Sometimes, sweet people, I am slow to understand when God is talking to me. The truth is that I was blessed with three distinct encounters with God, all on a Friday afternoon.

When that young couple said their vows here in our sanctuary, God was here with us – as surely as he was with Moses on Mount Sinai. The three of us stood here, but a fourth person was also present. God stood here with us, too, and he blessed their union.

When Eddie visited, God was a partner to the conversation. The ministry of this church extends to all who come knocking at our back door. And when I shared with Eddie a couple of the bagged lunches that members of this church have so lovingly prepared, God blessed that act of ministry. And he was present – just as surely as he was on Mount Sinai.

And when the snow fell, God was present in that, too.
Ps 29:1 Ascribe to the LORD, O mighty ones, ascribe to the LORD glory and strength.
Ps 29:2 Ascribe to the LORD the glory due his name; worship the LORD in the splendor of his holiness.
Ps 29:3 The voice of the LORD is over the waters;
the God of glory thunders, the LORD thunders over the mighty waters.
Ps 29:4 The voice of the LORD is powerful; the voice of the LORD is majestic.
Ps 29:5 The voice of the LORD breaks the cedars; the LORD breaks in pieces the cedars of Lebanon.
Ps 29:6 He makes Lebanon skip like a calf, Sirion like a young wild ox.
Ps 29:7 The voice of the LORD strikes with flashes of lightning.
Ps 29:8 The voice of the LORD shakes the desert; the LORD shakes the Desert of Kadesh.
Ps 29:9 The voice of the LORD twists the oaks and strips the forests bare. And in his temple all cry, “Glory!”

You hear the voice of the Lord in the storm. And you feel the touch of God’s hand in the snow.

I was blessed with three direct encounters with God, all on a Friday afternoon. You cannot experience God that way and not be affected. The spirit of the Lord touches you when you least expect it, and it changes you.

Thursday evening when we held our monthly board meeting, some of us talked about the coming snow. I told several folks that I remembered being a boy and how excited I’d been when the snow came – excited in a way that only southerners, really, can appreciate. For us, snow is a rare and precious gift.

But I wasn’t excited about this week’s snow before it came. And that worried me. It made me think that maybe I’d lost some of my capacity for appreciating life’s joyous moments. That maybe I’d finally become a dull grownup.

My heart was not filled with anticipatory joy before Friday’s snow came. But then, I conducted an unexpected wedding. And I had a talk with Eddie. And the snow came – and in the twirling flakes, I felt God’s hand touching my face. And unexpectedly, I found myself standing in God’s parking lot, my hands lifted to the sky, crying “Glory!”

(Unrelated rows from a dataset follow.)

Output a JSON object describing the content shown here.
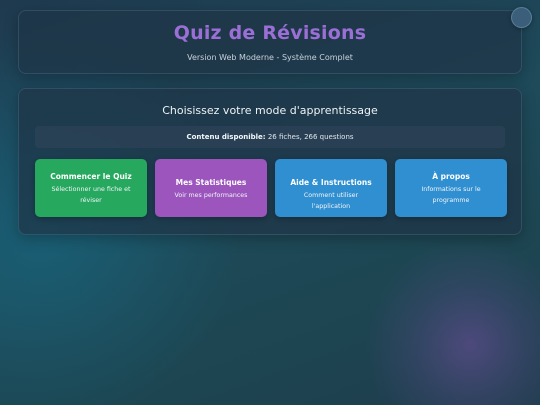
{
  "header": {
    "title": "Quiz de Révisions",
    "subtitle": "Version Web Moderne - Système Complet"
  },
  "main": {
    "heading": "Choisissez votre mode d'apprentissage",
    "content_label": "Contenu disponible:",
    "content_value": "26 fiches, 266 questions",
    "buttons": [
      {
        "label": "Commencer le Quiz",
        "desc": "Sélectionner une fiche et réviser"
      },
      {
        "label": "Mes Statistiques",
        "desc": "Voir mes performances"
      },
      {
        "label": "Aide & Instructions",
        "desc": "Comment utiliser l'application"
      },
      {
        "label": "À propos",
        "desc": "Informations sur le programme"
      }
    ]
  },
  "colors": {
    "title": "#9b6fd6",
    "quiz_button": "#27a85f",
    "stats_button": "#9b55bd",
    "help_button": "#2f8fd0",
    "about_button": "#2f8fd0"
  }
}
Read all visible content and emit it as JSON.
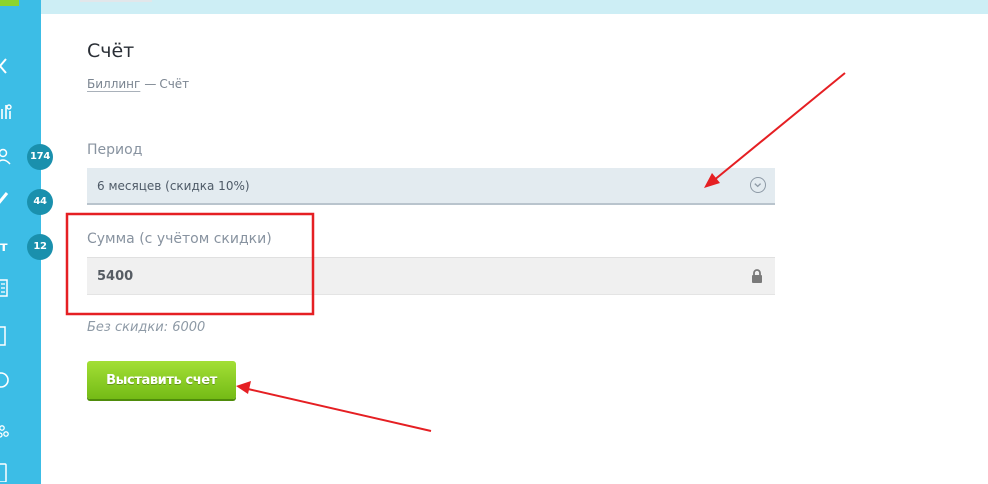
{
  "page": {
    "title": "Счёт",
    "breadcrumb": {
      "link": "Биллинг",
      "separator": "—",
      "current": "Счёт"
    }
  },
  "sidebar": {
    "badges": [
      {
        "count": "174"
      },
      {
        "count": "44"
      },
      {
        "count": "12"
      }
    ],
    "truncated_label": "т",
    "icons": [
      "close-icon",
      "chart-icon",
      "user-icon",
      "pencil-icon",
      "building-icon",
      "bar-icon",
      "circle-icon",
      "group-icon",
      "doc-icon"
    ]
  },
  "form": {
    "period": {
      "label": "Период",
      "value": "6 месяцев (скидка 10%)"
    },
    "sum": {
      "label": "Сумма (с учётом скидки)",
      "value": "5400"
    },
    "discount_note": "Без скидки: 6000",
    "submit_label": "Выставить счет"
  },
  "colors": {
    "sidebar": "#3cbde6",
    "badge": "#1a90ad",
    "button": "#85cc1d",
    "annotation": "#e51f23"
  }
}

I don’t know that my face glowed with God’s reflected glory the way Moses’ did. But it changed me, the way only God’s holy spirit can change you.

God confronts you when you least expect it. He touches you through encounters with other people – or you hear his voice in the storm.

I invite you to remain open to encounters with God this morning. Listen for his voice. Wait for his touch. It will change you.

1 comment:

revjanepage said...

Thanks Charlie! You know this sermon reminded me of the old story of the preacher that kept getting interrupted while trying to write his sermon. And he called out, "Lord God, I am trying to do my work -- but I keep getting all these interruptions!" And the Lord said, "Son, the interruptions ARE your work."